**What you will do**
Restate the records in full and exactly, with no images included.

**Website and app data records**
▶

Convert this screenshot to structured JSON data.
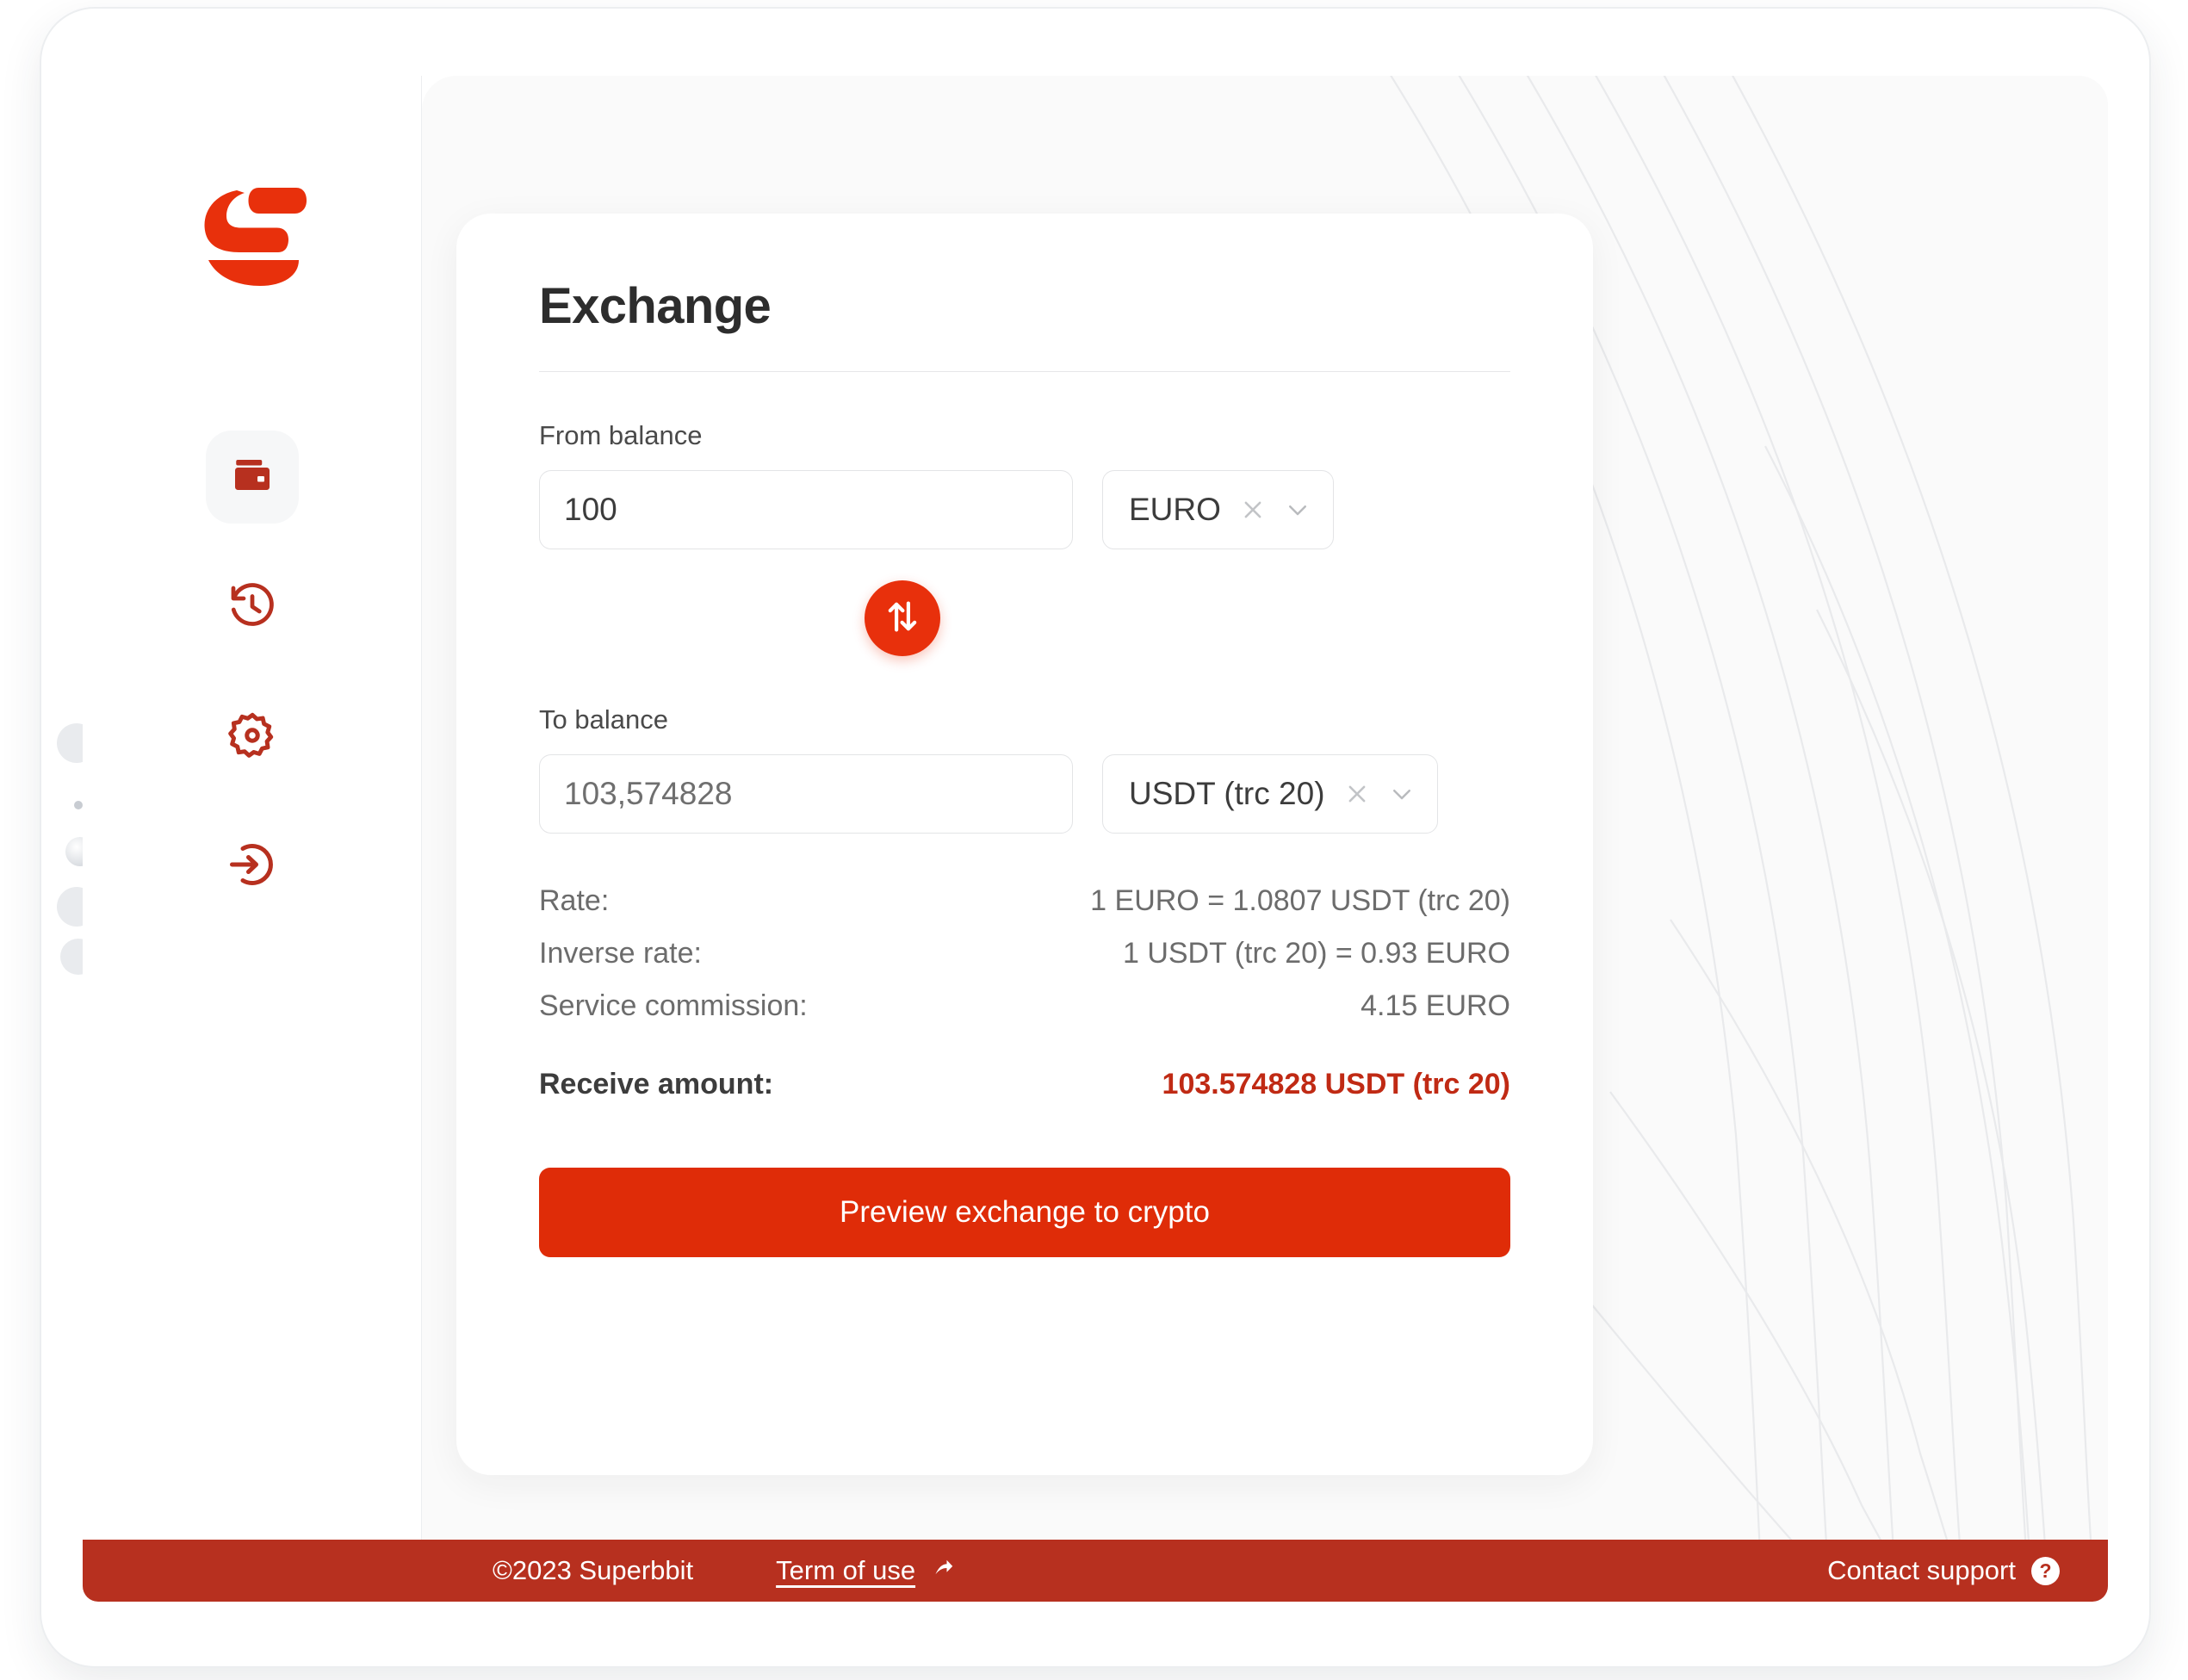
{
  "brand": {
    "name": "Superbbit",
    "logo_icon": "superbbit-s-logo",
    "accent": "#e8300c",
    "footer_red": "#b7301f",
    "cta_red": "#df2c08"
  },
  "sidebar": {
    "items": [
      {
        "icon": "wallet-icon",
        "name": "wallet",
        "active": true
      },
      {
        "icon": "history-icon",
        "name": "history",
        "active": false
      },
      {
        "icon": "settings-gear-icon",
        "name": "settings",
        "active": false
      },
      {
        "icon": "logout-icon",
        "name": "logout",
        "active": false
      }
    ]
  },
  "exchange": {
    "title": "Exchange",
    "from": {
      "label": "From balance",
      "amount": "100",
      "placeholder": "0",
      "currency": "EURO",
      "clear_icon": "close-icon",
      "chevron_icon": "chevron-down-icon"
    },
    "swap": {
      "icon": "swap-vertical-icon"
    },
    "to": {
      "label": "To balance",
      "amount": "103,574828",
      "placeholder": "0",
      "currency": "USDT (trc 20)",
      "clear_icon": "close-icon",
      "chevron_icon": "chevron-down-icon"
    },
    "details": [
      {
        "label": "Rate:",
        "value": "1 EURO = 1.0807 USDT (trc 20)"
      },
      {
        "label": "Inverse rate:",
        "value": "1 USDT (trc 20) = 0.93 EURO"
      },
      {
        "label": "Service commission:",
        "value": "4.15 EURO"
      }
    ],
    "receive": {
      "label": "Receive amount:",
      "value": "103.574828 USDT (trc 20)"
    },
    "submit_label": "Preview exchange to crypto"
  },
  "footer": {
    "copyright": "©2023 Superbbit",
    "terms_label": "Term of use",
    "terms_icon": "external-arrow-icon",
    "support_label": "Contact support",
    "support_icon": "question-mark-icon"
  }
}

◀

**Task solution**
Convert this screenshot to structured JSON data.
{
  "brand": {
    "name": "Superbbit",
    "logo_icon": "superbbit-s-logo",
    "accent": "#e8300c",
    "footer_red": "#b7301f",
    "cta_red": "#df2c08"
  },
  "sidebar": {
    "items": [
      {
        "icon": "wallet-icon",
        "name": "wallet",
        "active": true
      },
      {
        "icon": "history-icon",
        "name": "history",
        "active": false
      },
      {
        "icon": "settings-gear-icon",
        "name": "settings",
        "active": false
      },
      {
        "icon": "logout-icon",
        "name": "logout",
        "active": false
      }
    ]
  },
  "exchange": {
    "title": "Exchange",
    "from": {
      "label": "From balance",
      "amount": "100",
      "placeholder": "0",
      "currency": "EURO",
      "clear_icon": "close-icon",
      "chevron_icon": "chevron-down-icon"
    },
    "swap": {
      "icon": "swap-vertical-icon"
    },
    "to": {
      "label": "To balance",
      "amount": "103,574828",
      "placeholder": "0",
      "currency": "USDT (trc 20)",
      "clear_icon": "close-icon",
      "chevron_icon": "chevron-down-icon"
    },
    "details": [
      {
        "label": "Rate:",
        "value": "1 EURO = 1.0807 USDT (trc 20)"
      },
      {
        "label": "Inverse rate:",
        "value": "1 USDT (trc 20) = 0.93 EURO"
      },
      {
        "label": "Service commission:",
        "value": "4.15 EURO"
      }
    ],
    "receive": {
      "label": "Receive amount:",
      "value": "103.574828 USDT (trc 20)"
    },
    "submit_label": "Preview exchange to crypto"
  },
  "footer": {
    "copyright": "©2023 Superbbit",
    "terms_label": "Term of use",
    "terms_icon": "external-arrow-icon",
    "support_label": "Contact support",
    "support_icon": "question-mark-icon"
  }
}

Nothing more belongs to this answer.